E-hallpasses: the new normal


Photo by Manasi Tripathi

A student uses the e-hallpass website to submit a hall pass during class.

Manasi Tripathi, Staff Writer

School is back to normal; however, one new change is the addition of the e-hall passes. E-hallpasses are used when a student needs to do anything that is outside of class, like going to the nurse or, most commonly, using the bathroom.

Most teachers are using the e-hallpass very strictly, but some believe they are really time consuming. Some students do not find filling a pass convenient. In their opinion, they just want to use a QR code or fill out a pass on paper and go “old school.”

The school wanted this e-hall pass so they can track students who are violating any rule that goes against the school expectations. Teachers understand that the school is using the e-hallpasses because they are really helpful in order to reach out to students if they are gone for a while and they also have a way to keep everything in place.

“We have to acknowledge if the kid has made the pass. We have to approve the pass and then we have to make sure we end the pass when the student returns and make sure that the kid tells them to end the pass,” said Jim Burton, chemistry teacher. “The kids that have abused our past system in the past, which is kind of an honor system, now have ruined it for everybody.”

The students also feel that they would rather do something that is a little faster and easier than filling out a pass. Students do not understand the reason why there is a need to fill out a pass in any emergency. 

“I just think the process is really annoying; there is a practical use for it but I honestly think it’s easier to use the paper [to sign out],” said Nick Felides, senior. 

Some students think using QR codes is a little more sensible and faster. This would avoid students interrupting the teacher in the middle of class to approve the pass and then end it after they are back.

“I think it’s harder on the students and harder on the teachers to have to fill a [pass] and bring that up. It makes going to the bathroom kind of a big process when it doesn’t need to be, like QR codes last year would work better,” said Samantha Warne, junior. “I liked that [QR codes] was still a way to get permission and kind of knowing people went to the bathroom, but it is still easier and less of a big deal.”

The statistics obtained from the e-hall pass system includes vital information that administration can analyze. 

“It gives us data and information we never had before like how many passes kids have or how long they are out of class and how much instructional time is being taken out,” said Ray Utter, Assistant Principal.

There are numerous passes used in a week, which might have always been the case but there was not a way to accurately report the data. 

“On average just over 3000 hall passes are given every week.
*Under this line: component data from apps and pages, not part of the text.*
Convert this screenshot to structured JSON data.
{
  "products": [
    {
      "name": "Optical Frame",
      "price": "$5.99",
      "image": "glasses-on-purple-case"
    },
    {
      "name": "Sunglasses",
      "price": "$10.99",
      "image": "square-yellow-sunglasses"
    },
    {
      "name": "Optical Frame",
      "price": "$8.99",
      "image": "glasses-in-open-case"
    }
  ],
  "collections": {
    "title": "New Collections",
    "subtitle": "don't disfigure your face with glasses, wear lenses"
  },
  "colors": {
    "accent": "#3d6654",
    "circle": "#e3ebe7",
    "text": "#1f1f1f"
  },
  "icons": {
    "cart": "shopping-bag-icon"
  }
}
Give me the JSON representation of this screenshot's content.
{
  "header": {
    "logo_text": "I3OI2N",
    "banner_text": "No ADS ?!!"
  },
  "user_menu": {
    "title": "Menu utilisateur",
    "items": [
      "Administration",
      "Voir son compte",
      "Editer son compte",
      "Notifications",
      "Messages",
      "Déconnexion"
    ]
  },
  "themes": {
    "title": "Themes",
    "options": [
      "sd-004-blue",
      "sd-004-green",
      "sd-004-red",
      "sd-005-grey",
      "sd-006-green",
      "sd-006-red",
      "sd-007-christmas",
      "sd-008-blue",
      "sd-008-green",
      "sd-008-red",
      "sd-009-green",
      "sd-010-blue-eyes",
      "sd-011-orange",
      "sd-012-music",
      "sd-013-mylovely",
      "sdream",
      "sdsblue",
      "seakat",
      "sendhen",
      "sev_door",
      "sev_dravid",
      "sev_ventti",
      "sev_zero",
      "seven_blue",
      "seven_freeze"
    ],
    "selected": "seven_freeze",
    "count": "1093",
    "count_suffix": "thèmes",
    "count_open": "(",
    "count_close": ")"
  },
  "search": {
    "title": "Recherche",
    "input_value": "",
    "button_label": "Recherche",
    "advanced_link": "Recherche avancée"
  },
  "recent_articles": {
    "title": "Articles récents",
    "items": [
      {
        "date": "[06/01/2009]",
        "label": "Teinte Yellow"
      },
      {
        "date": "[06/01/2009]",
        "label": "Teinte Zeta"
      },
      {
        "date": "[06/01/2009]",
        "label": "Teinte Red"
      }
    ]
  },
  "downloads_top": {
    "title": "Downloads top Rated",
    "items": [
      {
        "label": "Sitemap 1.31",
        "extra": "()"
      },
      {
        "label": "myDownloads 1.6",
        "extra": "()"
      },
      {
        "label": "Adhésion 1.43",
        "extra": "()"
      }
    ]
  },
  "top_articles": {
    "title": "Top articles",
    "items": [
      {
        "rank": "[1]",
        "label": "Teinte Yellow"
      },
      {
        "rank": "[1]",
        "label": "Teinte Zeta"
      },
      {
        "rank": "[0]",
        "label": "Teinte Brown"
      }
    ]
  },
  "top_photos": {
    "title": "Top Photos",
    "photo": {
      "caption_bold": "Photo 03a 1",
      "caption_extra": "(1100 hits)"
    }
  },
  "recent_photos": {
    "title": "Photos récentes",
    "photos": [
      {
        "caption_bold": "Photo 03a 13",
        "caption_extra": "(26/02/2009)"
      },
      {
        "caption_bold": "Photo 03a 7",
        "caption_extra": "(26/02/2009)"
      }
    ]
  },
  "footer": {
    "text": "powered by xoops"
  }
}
On an average day a little over 900 passes are given out per day on-campus, which is something we had no idea before and it sounds like a lot but maybe that’s how it’s always been. We just didn’t know,” Utter said.